Even with quite the cast of B-list actors that I enjoy for the most part, this film can’t get past its overblown plot. Every step is so obvious that it appears the filmmakers decided to throw as much intrigue and confusion to try and mask the simplicity of it all. There is so much going on, so many characters just blipping across the frame, and the obligatory guilt close-up of each person trying to plant the “what if” seed that it becomes laughable. It is all so manufactured that you end up seeing through the bells and whistles anyways, so it all goes for naught. I will say one thing though, I had a couple good chuckles; the film wasn’t a complete waste. The gimmick to keep everything a possibility for villainy brings in some fantastic bit parts. My favorites include the creepy temp apartment desk clerk. His delivery is comic gold and the way he forebodingly speaks and stares is priceless. And lets not forget the cab driver. The one who gets those little green Benjamins thrown at him so that Pacino can drive his car; the phantom that disappears when our lead stops at green lights and discusses integral information with his teaching assistant yet reappears whenever we need the joke of him getting paid to be a prop to the film. I loved it.
Unfortunately not even the acting can be praised as something attempting to salvage the monotony. I know people dislike a film like Phone Booth and I myself see its flaws, but one thing you can’t deny is the fact that it had stakes and the characters portrayed the immediacy of each second. With this film, Pacino literally crawls through the mysteries. He ponders memories so often that you get sick of seeing the same flashback over and over again and he acts cool as a cucumber at all times, selflessly pulling his friends out of harms way like he is a firefighter and even helping an elderly woman out of a smoky building so she can receive oxygen. The best part of that sequence is the reality that the actress playing her is probably not much older than he, yet she has breathing problems and he gets to sleep with his 20-something college students. Oh to be Al.

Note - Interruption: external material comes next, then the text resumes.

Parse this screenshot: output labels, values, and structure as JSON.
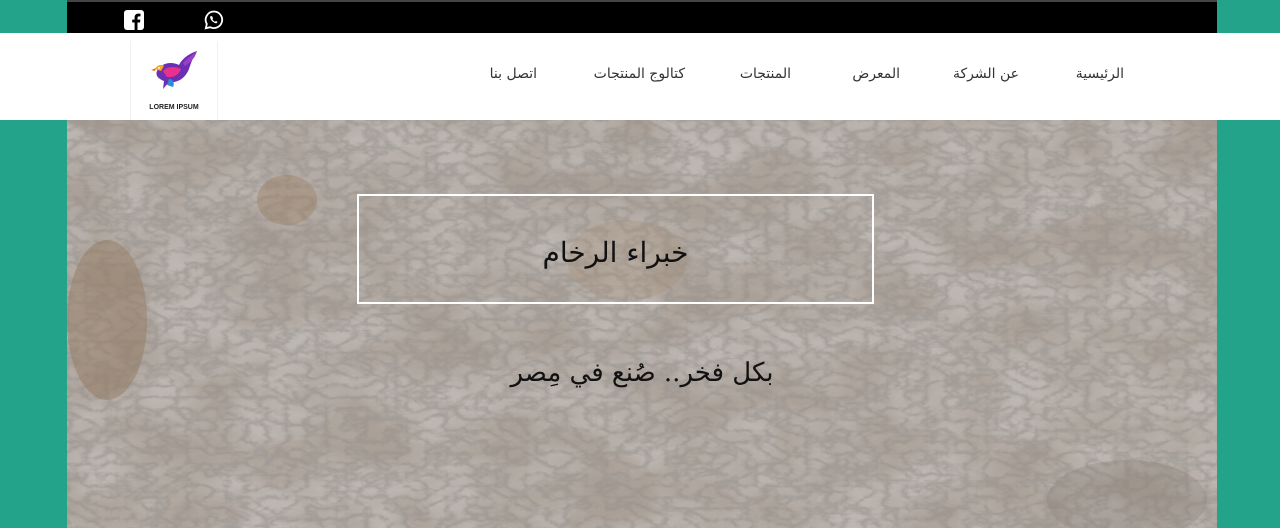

Some people do a nice job and I don’t want to slight the pretty big cast of recognizable faces. William Forsythe plays his FBI agent role to a “t,” but it’s too bad it’s written horribly, very obviously towards the end when he has to choose whether to bring his friend into custody; Amy Brenneman is perhaps the best thing going here as our lead’s assistant, congrats to her for actually taking it seriously; and Neal McDonough is a great time as the man on death row supposedly orchestrating it all from behind bars, his maniacal smile is perfect. After those, however, we get some basic cardboard manifestations of very “complicated” characters. These people have such intriguing pasts that we need them to have monologues explaining all the minutia so we truly can know their motivations and either check them off or on the suspect list in our minds. I like Alicia Witt and have since her days on “Cybil,” but she is not portrayed well here. Maybe the camera just lingers too long on her gaping mouth of surprise expressions, or maybe she just had an off month filming, I don’t know. As for Leelee Sobieski, I don’t know if I can fault her because she is just completely miscast.
There was potential with this film about a man who puts murderers away with forensic psychology now accused of being a murderer himself. Unfortunately, that intriguing dynamic is thrown away early and we are given standard thriller clichés until the inevitable and unoriginal ending. I blame the producers for reading these scripts of rehashed plotlines and actually green-lighting them. Oh, and I also blame the general public for shelling out their money, thus making those deep-pocketed men to continue churning out generic drivel for once great thespians (debatable I know) to be able to cash a paycheck with.
88 Minutes 3/10 | ★